Provided data: Begin

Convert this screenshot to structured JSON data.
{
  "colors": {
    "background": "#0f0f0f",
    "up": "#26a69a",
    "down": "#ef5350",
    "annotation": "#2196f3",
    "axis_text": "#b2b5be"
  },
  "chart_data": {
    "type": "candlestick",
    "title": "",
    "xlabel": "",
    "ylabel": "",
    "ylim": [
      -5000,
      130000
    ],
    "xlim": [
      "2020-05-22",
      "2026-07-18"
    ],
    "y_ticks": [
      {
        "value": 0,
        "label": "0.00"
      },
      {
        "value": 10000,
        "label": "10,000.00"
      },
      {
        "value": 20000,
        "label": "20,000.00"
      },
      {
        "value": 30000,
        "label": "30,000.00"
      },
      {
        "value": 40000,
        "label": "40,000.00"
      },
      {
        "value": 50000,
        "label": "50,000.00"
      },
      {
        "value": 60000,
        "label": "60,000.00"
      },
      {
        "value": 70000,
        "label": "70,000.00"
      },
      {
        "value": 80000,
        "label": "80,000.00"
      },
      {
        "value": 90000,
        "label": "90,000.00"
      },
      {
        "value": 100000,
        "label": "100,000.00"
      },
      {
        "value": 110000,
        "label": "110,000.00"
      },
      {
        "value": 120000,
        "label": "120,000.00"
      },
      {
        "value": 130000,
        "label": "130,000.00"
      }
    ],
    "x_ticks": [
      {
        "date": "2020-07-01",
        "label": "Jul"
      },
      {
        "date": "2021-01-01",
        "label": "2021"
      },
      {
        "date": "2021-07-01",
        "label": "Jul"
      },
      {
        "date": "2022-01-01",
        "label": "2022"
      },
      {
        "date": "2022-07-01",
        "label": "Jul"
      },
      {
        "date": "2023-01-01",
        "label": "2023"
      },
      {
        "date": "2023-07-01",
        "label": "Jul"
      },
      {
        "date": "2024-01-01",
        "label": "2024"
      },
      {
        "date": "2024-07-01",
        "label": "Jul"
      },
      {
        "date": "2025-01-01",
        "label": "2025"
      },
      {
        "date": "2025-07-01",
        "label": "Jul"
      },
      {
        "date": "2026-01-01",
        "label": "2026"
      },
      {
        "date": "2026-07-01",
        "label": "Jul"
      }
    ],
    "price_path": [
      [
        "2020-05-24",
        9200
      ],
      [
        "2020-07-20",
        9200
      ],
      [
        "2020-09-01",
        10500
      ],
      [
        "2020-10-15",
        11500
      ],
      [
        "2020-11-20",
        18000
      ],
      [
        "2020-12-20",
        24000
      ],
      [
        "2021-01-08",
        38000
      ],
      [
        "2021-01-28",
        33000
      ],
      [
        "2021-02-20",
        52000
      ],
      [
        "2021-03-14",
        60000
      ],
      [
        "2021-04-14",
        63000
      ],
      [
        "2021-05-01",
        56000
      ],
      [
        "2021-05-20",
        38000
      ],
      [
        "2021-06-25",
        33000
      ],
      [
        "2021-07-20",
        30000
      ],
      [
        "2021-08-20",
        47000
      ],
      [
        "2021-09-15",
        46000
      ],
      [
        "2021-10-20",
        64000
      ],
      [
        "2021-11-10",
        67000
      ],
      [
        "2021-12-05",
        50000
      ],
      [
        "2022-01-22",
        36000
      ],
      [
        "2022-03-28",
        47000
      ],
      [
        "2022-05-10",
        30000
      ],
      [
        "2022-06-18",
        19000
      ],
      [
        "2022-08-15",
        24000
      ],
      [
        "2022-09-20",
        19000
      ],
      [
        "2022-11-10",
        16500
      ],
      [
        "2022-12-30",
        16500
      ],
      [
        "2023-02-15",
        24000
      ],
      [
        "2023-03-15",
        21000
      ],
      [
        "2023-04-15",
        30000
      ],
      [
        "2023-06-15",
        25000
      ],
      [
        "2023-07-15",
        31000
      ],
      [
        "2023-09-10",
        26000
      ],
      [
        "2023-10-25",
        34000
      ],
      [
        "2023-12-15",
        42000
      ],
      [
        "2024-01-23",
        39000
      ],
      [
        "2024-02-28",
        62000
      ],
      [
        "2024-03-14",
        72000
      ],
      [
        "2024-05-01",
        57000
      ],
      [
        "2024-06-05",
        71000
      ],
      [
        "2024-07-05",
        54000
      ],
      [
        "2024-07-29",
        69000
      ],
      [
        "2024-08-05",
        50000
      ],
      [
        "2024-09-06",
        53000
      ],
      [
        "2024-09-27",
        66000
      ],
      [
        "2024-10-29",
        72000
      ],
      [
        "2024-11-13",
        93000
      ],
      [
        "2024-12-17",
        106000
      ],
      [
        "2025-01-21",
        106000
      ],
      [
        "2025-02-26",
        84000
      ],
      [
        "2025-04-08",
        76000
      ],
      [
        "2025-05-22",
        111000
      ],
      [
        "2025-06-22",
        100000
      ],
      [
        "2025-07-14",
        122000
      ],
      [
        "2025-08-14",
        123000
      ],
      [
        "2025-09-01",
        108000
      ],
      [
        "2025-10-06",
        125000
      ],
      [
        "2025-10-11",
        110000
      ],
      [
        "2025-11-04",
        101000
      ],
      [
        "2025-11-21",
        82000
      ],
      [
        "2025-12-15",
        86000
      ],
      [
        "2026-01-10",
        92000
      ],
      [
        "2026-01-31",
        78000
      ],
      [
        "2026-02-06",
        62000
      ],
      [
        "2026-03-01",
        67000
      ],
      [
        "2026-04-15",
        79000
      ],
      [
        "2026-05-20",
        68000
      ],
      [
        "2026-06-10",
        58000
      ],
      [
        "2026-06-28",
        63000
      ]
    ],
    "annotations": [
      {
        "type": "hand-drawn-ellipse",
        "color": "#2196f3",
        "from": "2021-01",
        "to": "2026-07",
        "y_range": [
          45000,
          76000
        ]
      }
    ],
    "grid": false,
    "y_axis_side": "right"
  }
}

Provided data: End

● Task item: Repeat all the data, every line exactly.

● Answer box:
Convert this screenshot to structured JSON data.
{
  "colors": {
    "background": "#0f0f0f",
    "up": "#26a69a",
    "down": "#ef5350",
    "annotation": "#2196f3",
    "axis_text": "#b2b5be"
  },
  "chart_data": {
    "type": "candlestick",
    "title": "",
    "xlabel": "",
    "ylabel": "",
    "ylim": [
      -5000,
      130000
    ],
    "xlim": [
      "2020-05-22",
      "2026-07-18"
    ],
    "y_ticks": [
      {
        "value": 0,
        "label": "0.00"
      },
      {
        "value": 10000,
        "label": "10,000.00"
      },
      {
        "value": 20000,
        "label": "20,000.00"
      },
      {
        "value": 30000,
        "label": "30,000.00"
      },
      {
        "value": 40000,
        "label": "40,000.00"
      },
      {
        "value": 50000,
        "label": "50,000.00"
      },
      {
        "value": 60000,
        "label": "60,000.00"
      },
      {
        "value": 70000,
        "label": "70,000.00"
      },
      {
        "value": 80000,
        "label": "80,000.00"
      },
      {
        "value": 90000,
        "label": "90,000.00"
      },
      {
        "value": 100000,
        "label": "100,000.00"
      },
      {
        "value": 110000,
        "label": "110,000.00"
      },
      {
        "value": 120000,
        "label": "120,000.00"
      },
      {
        "value": 130000,
        "label": "130,000.00"
      }
    ],
    "x_ticks": [
      {
        "date": "2020-07-01",
        "label": "Jul"
      },
      {
        "date": "2021-01-01",
        "label": "2021"
      },
      {
        "date": "2021-07-01",
        "label": "Jul"
      },
      {
        "date": "2022-01-01",
        "label": "2022"
      },
      {
        "date": "2022-07-01",
        "label": "Jul"
      },
      {
        "date": "2023-01-01",
        "label": "2023"
      },
      {
        "date": "2023-07-01",
        "label": "Jul"
      },
      {
        "date": "2024-01-01",
        "label": "2024"
      },
      {
        "date": "2024-07-01",
        "label": "Jul"
      },
      {
        "date": "2025-01-01",
        "label": "2025"
      },
      {
        "date": "2025-07-01",
        "label": "Jul"
      },
      {
        "date": "2026-01-01",
        "label": "2026"
      },
      {
        "date": "2026-07-01",
        "label": "Jul"
      }
    ],
    "price_path": [
      [
        "2020-05-24",
        9200
      ],
      [
        "2020-07-20",
        9200
      ],
      [
        "2020-09-01",
        10500
      ],
      [
        "2020-10-15",
        11500
      ],
      [
        "2020-11-20",
        18000
      ],
      [
        "2020-12-20",
        24000
      ],
      [
        "2021-01-08",
        38000
      ],
      [
        "2021-01-28",
        33000
      ],
      [
        "2021-02-20",
        52000
      ],
      [
        "2021-03-14",
        60000
      ],
      [
        "2021-04-14",
        63000
      ],
      [
        "2021-05-01",
        56000
      ],
      [
        "2021-05-20",
        38000
      ],
      [
        "2021-06-25",
        33000
      ],
      [
        "2021-07-20",
        30000
      ],
      [
        "2021-08-20",
        47000
      ],
      [
        "2021-09-15",
        46000
      ],
      [
        "2021-10-20",
        64000
      ],
      [
        "2021-11-10",
        67000
      ],
      [
        "2021-12-05",
        50000
      ],
      [
        "2022-01-22",
        36000
      ],
      [
        "2022-03-28",
        47000
      ],
      [
        "2022-05-10",
        30000
      ],
      [
        "2022-06-18",
        19000
      ],
      [
        "2022-08-15",
        24000
      ],
      [
        "2022-09-20",
        19000
      ],
      [
        "2022-11-10",
        16500
      ],
      [
        "2022-12-30",
        16500
      ],
      [
        "2023-02-15",
        24000
      ],
      [
        "2023-03-15",
        21000
      ],
      [
        "2023-04-15",
        30000
      ],
      [
        "2023-06-15",
        25000
      ],
      [
        "2023-07-15",
        31000
      ],
      [
        "2023-09-10",
        26000
      ],
      [
        "2023-10-25",
        34000
      ],
      [
        "2023-12-15",
        42000
      ],
      [
        "2024-01-23",
        39000
      ],
      [
        "2024-02-28",
        62000
      ],
      [
        "2024-03-14",
        72000
      ],
      [
        "2024-05-01",
        57000
      ],
      [
        "2024-06-05",
        71000
      ],
      [
        "2024-07-05",
        54000
      ],
      [
        "2024-07-29",
        69000
      ],
      [
        "2024-08-05",
        50000
      ],
      [
        "2024-09-06",
        53000
      ],
      [
        "2024-09-27",
        66000
      ],
      [
        "2024-10-29",
        72000
      ],
      [
        "2024-11-13",
        93000
      ],
      [
        "2024-12-17",
        106000
      ],
      [
        "2025-01-21",
        106000
      ],
      [
        "2025-02-26",
        84000
      ],
      [
        "2025-04-08",
        76000
      ],
      [
        "2025-05-22",
        111000
      ],
      [
        "2025-06-22",
        100000
      ],
      [
        "2025-07-14",
        122000
      ],
      [
        "2025-08-14",
        123000
      ],
      [
        "2025-09-01",
        108000
      ],
      [
        "2025-10-06",
        125000
      ],
      [
        "2025-10-11",
        110000
      ],
      [
        "2025-11-04",
        101000
      ],
      [
        "2025-11-21",
        82000
      ],
      [
        "2025-12-15",
        86000
      ],
      [
        "2026-01-10",
        92000
      ],
      [
        "2026-01-31",
        78000
      ],
      [
        "2026-02-06",
        62000
      ],
      [
        "2026-03-01",
        67000
      ],
      [
        "2026-04-15",
        79000
      ],
      [
        "2026-05-20",
        68000
      ],
      [
        "2026-06-10",
        58000
      ],
      [
        "2026-06-28",
        63000
      ]
    ],
    "annotations": [
      {
        "type": "hand-drawn-ellipse",
        "color": "#2196f3",
        "from": "2021-01",
        "to": "2026-07",
        "y_range": [
          45000,
          76000
        ]
      }
    ],
    "grid": false,
    "y_axis_side": "right"
  }
}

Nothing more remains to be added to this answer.